Lines from the records below that contain the word "prevailing" are to be copied out.
******************************
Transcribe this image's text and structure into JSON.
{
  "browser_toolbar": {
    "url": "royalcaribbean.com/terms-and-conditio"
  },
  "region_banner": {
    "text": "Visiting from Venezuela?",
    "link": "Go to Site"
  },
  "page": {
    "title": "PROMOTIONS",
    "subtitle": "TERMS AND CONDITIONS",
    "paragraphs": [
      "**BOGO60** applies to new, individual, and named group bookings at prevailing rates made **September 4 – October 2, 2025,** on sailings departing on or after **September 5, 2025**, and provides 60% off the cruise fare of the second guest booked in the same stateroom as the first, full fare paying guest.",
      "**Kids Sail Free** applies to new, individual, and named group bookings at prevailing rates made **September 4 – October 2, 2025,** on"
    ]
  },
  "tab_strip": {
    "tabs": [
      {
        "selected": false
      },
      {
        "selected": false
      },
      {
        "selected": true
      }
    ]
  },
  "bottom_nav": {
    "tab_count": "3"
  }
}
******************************
(Written solution):
      "**BOGO60** applies to new, individual, and named group bookings at prevailing rates made **September 4 – October 2, 2025,** on sailings departing on or after **September 5, 2025**, and provides 60% off the cruise fare of the second guest booked in the same stateroom as the first, full fare paying guest.",
      "**Kids Sail Free** applies to new, individual, and named group bookings at prevailing rates made **September 4 – October 2, 2025,** on"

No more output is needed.